This book intrigued me, as it is a young adult work, written by a young adult. Rachel Coker was only fourteen herself when her first book was published. I really wanted to read a book written by a teen for teens. I was not disappointed.
Although the book started off a little bit slowly, once Allie lost her mom and had to decide on her own who to be and what to believe in, the story picked up quickly. She held herself so tightly wound and separate from anyone who wanted to love her, that it made me ache for her and want to help her open up. Her struggle with wanting to believe in God, even though her mother despised Christianity, felt honest and real, and I was glad to see her overcome the obstacle.
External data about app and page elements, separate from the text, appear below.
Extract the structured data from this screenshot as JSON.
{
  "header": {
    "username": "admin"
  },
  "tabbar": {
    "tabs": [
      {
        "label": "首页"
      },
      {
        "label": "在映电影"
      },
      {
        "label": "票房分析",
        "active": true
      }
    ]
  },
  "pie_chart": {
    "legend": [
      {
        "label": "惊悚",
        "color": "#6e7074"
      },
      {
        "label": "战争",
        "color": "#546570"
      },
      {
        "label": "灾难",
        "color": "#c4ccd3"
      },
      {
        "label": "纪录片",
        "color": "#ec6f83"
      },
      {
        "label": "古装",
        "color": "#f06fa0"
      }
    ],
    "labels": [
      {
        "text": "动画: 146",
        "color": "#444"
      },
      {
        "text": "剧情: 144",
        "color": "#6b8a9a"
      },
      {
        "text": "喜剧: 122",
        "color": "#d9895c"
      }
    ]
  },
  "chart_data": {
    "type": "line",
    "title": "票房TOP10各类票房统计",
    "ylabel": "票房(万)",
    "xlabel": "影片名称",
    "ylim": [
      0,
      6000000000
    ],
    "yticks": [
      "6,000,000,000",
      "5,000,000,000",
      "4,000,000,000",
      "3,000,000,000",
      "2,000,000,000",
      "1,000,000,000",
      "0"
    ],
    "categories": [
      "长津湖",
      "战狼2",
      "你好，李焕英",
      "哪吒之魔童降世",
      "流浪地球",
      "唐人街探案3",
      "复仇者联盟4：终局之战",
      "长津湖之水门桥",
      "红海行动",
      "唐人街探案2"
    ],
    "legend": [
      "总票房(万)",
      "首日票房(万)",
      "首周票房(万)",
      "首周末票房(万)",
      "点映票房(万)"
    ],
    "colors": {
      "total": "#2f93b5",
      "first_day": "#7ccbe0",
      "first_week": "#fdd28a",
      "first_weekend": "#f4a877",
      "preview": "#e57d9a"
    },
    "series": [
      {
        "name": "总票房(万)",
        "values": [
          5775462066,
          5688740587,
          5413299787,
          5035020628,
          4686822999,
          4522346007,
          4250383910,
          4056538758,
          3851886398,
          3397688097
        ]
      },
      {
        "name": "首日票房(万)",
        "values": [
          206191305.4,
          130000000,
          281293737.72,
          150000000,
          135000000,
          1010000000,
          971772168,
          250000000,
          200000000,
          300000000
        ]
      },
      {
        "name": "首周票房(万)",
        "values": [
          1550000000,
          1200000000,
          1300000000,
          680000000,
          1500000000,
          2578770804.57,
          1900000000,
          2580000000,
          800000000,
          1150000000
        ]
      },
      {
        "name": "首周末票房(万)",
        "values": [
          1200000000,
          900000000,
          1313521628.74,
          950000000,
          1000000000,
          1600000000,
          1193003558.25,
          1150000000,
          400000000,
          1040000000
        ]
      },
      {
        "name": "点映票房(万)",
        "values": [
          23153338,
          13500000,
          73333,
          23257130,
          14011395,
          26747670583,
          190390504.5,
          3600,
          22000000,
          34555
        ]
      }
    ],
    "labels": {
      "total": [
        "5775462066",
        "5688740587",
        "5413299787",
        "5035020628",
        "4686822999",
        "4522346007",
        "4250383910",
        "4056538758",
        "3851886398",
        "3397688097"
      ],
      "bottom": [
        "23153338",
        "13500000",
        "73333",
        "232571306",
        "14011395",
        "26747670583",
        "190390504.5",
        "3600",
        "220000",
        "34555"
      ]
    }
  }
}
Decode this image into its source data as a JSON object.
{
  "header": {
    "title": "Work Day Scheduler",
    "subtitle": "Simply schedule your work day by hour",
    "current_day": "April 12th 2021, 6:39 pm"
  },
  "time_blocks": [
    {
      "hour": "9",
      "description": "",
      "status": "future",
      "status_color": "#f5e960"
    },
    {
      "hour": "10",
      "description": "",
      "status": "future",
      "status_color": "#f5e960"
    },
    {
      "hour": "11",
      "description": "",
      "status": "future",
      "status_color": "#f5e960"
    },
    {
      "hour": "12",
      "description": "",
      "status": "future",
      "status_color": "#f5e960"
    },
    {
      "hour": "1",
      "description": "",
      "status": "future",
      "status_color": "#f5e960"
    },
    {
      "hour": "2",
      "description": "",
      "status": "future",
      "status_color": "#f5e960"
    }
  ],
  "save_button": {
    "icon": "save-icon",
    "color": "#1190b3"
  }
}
Once she did, the change and peace in her life, even though it didn't change her circumstances, was visible to those around her.
I give this book 3 stars. Allie had to face so much on her own, but she grew through it and was able to change and grow, and that was an interesting journey for the reader to take.
You can find an excerpt of Interrupted: Life Beyond Words HERE.
I was provided a copy of this book from Zondervan in exchange for my honest review.